In contrast, ISPM extends beyond these governance functionalities. It continuously assesses the security posture of an organization by monitoring identities and their activity (ie. identity activity), to determine how and where identity security posture is misaligned with security best practices.

ISPM involves analyzing security configurations, identifying misconfigurations or policy deviations, and ensuring that identity and access controls are effectively mitigating risks.


The Identity Threat Detection and Response (ITDR) space is rapidly gaining attention for its focus on identifying and responding to threats against identity systems. ITDR is reactive, dealing with threats after they have been identified. In contrast, ISPM is proactive, focusing on preventing threats by maintaining a robust identity security posture by ensuring access policies are in place to mitigate unauthorized access and prevent breaches. Together, ISPM and ITDR create a comprehensive approach to identity security, covering both prevention and response.

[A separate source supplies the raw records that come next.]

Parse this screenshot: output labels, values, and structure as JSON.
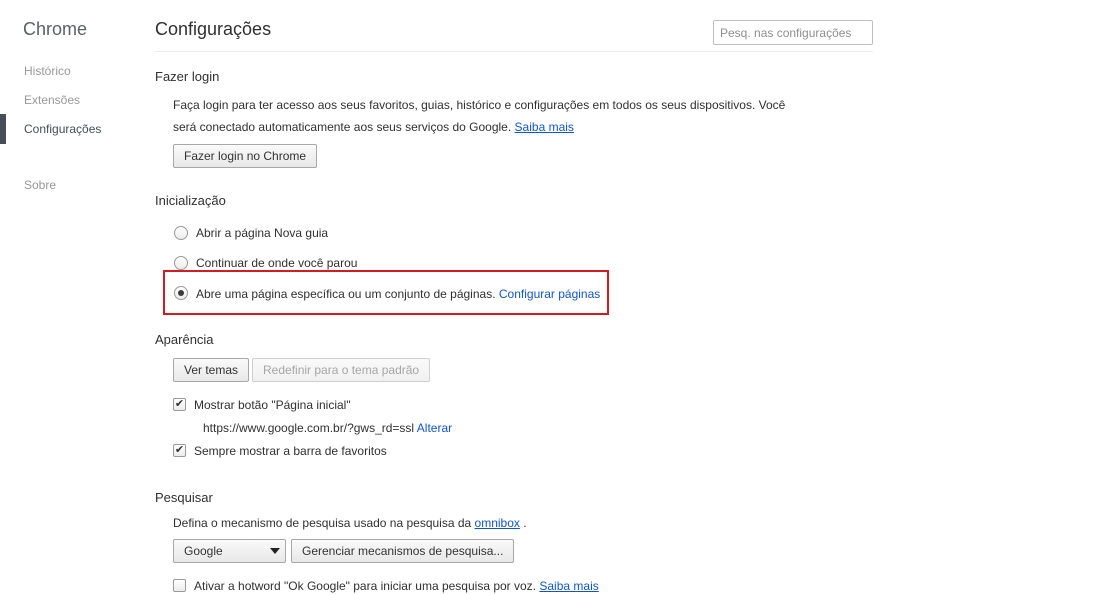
{
  "sidebar": {
    "app_title": "Chrome",
    "items": [
      {
        "label": "Histórico"
      },
      {
        "label": "Extensões"
      },
      {
        "label": "Configurações"
      },
      {
        "label": "Sobre"
      }
    ]
  },
  "header": {
    "title": "Configurações",
    "search_placeholder": "Pesq. nas configurações"
  },
  "signin": {
    "title": "Fazer login",
    "text_line1": "Faça login para ter acesso aos seus favoritos, guias, histórico e configurações em todos os seus dispositivos. Você",
    "text_line2": "será conectado automaticamente aos seus serviços do Google.",
    "learn_more": "Saiba mais",
    "button": "Fazer login no Chrome"
  },
  "startup": {
    "title": "Inicialização",
    "options": [
      {
        "label": "Abrir a página Nova guia",
        "checked": false
      },
      {
        "label": "Continuar de onde você parou",
        "checked": false
      },
      {
        "label": "Abre uma página específica ou um conjunto de páginas.",
        "checked": true
      }
    ],
    "configure_link": "Configurar páginas",
    "highlight_color": "#d11c24"
  },
  "appearance": {
    "title": "Aparência",
    "themes_button": "Ver temas",
    "reset_button": "Redefinir para o tema padrão",
    "show_home": "Mostrar botão \"Página inicial\"",
    "home_url": "https://www.google.com.br/?gws_rd=ssl",
    "change_link": "Alterar",
    "show_bookmarks": "Sempre mostrar a barra de favoritos"
  },
  "search": {
    "title": "Pesquisar",
    "description": "Defina o mecanismo de pesquisa usado na pesquisa da",
    "omnibox_link": "omnibox",
    "period": ".",
    "engine_selected": "Google",
    "manage_button": "Gerenciar mecanismos de pesquisa...",
    "hotword_text": "Ativar a hotword \"Ok Google\" para iniciar uma pesquisa por voz.",
    "hotword_learn_more": "Saiba mais"
  }
}
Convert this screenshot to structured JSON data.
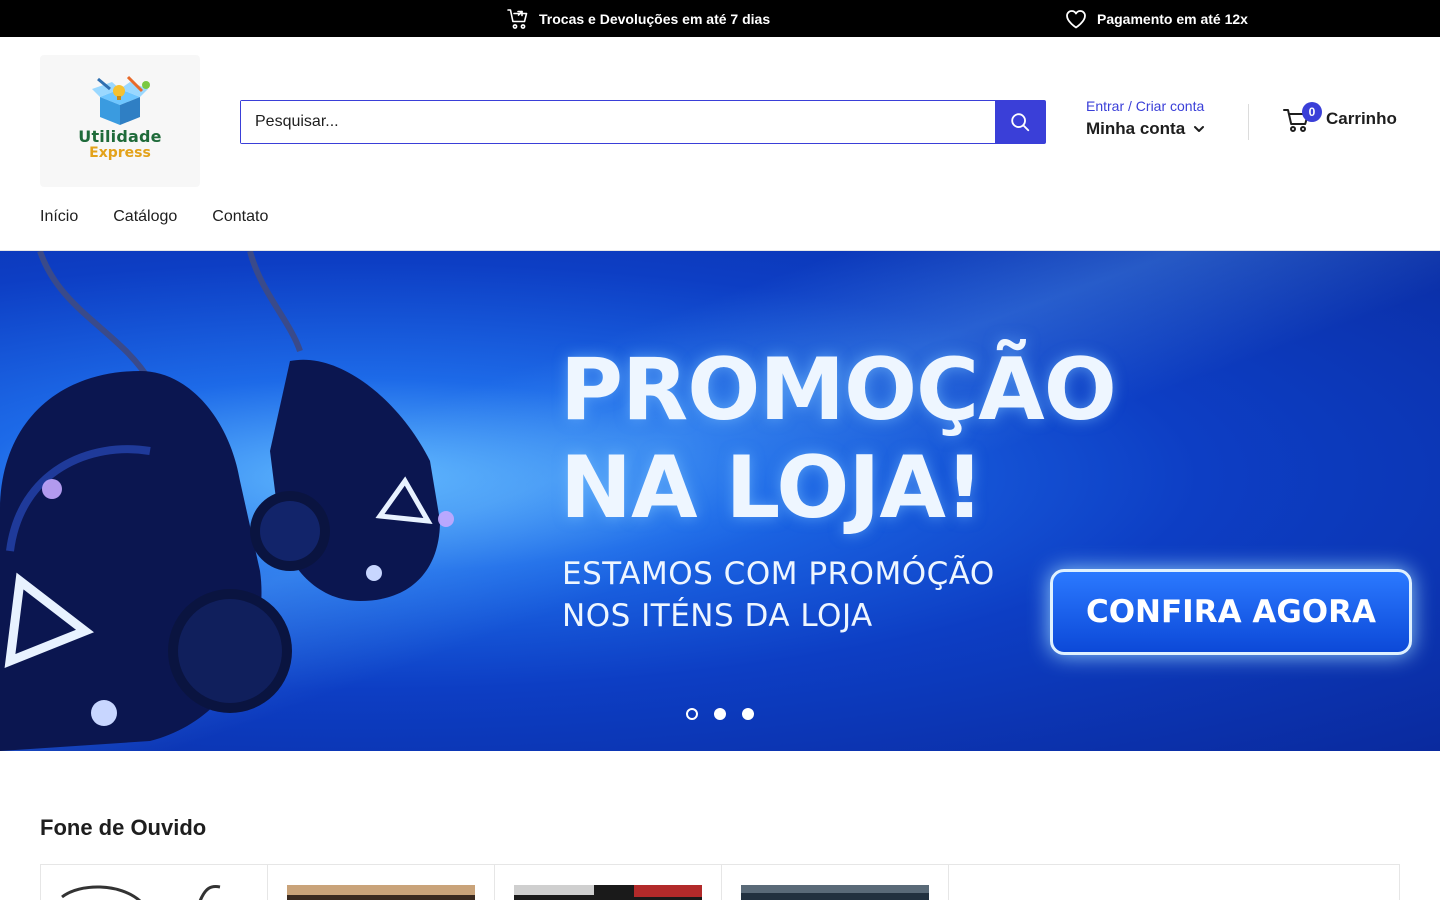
{
  "announcement": {
    "items": [
      {
        "icon": "cart-return-icon",
        "text": "Trocas e Devoluções em até 7 dias"
      },
      {
        "icon": "heart-icon",
        "text": "Pagamento em até 12x"
      }
    ]
  },
  "logo": {
    "line1": "Utilidade",
    "line2": "Express"
  },
  "search": {
    "placeholder": "Pesquisar..."
  },
  "account": {
    "login_link": "Entrar / Criar conta",
    "label": "Minha conta"
  },
  "cart": {
    "count": "0",
    "label": "Carrinho"
  },
  "nav": {
    "items": [
      "Início",
      "Catálogo",
      "Contato"
    ]
  },
  "hero": {
    "title_line1": "PROMOÇÃO",
    "title_line2": "NA LOJA!",
    "sub_line1": "ESTAMOS COM PROMÓÇÃO",
    "sub_line2": "NOS ITÉNS DA LOJA",
    "cta": "CONFIRA AGORA",
    "slides": 3,
    "active_slide": 1
  },
  "section": {
    "title": "Fone de Ouvido"
  },
  "colors": {
    "accent": "#3a3fd8",
    "topbar": "#000000",
    "text": "#1e1e1e"
  }
}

ISPM represents a dynamic, intelligent, and comprehensive approach to identity security. It not only incorporates the foundational aspects of traditional IAM such as IDPs and IGA, but also complements the reactive strategies of ITDR by providing a visibility and auditing layer – therefore, creating a more resilient and adaptive identity security framework. As digital threats evolve, the role of ISPM will become increasingly vital in safeguarding identity data and infrastructure.


“As digital threats evolve, the role of ISPM will become increasingly vital in safeguarding identity data and infrastructure”


The Convergence of Identity and Security

The cybersecurity landscape has shifted from traditional perimeter-centric defenses to a more holistic, identity-centric approach. While there may be overlapping features and functionality across traditional and new solutions, ISPM plays a role in safeguarding digital identities and ensuring secure access to data – vital for modern business operations, driving revenue, and achieving data protection and privacy. As enterprises embrace the convergence of Identity and security, it’s clear that mastering ISPM is about more than grasping technical nuances. It’s about adopting a mindset and framework that places Identity at the core of organizational security. In a digital world where digital identities increasingly serve as the primary gateway to critical resources and data, a strong ISPM strategy is essential.

“Mastering ISPM is about more than grasping technical nuances. It’s about adopting a mindset and framework that places Identity at the core of organizational security”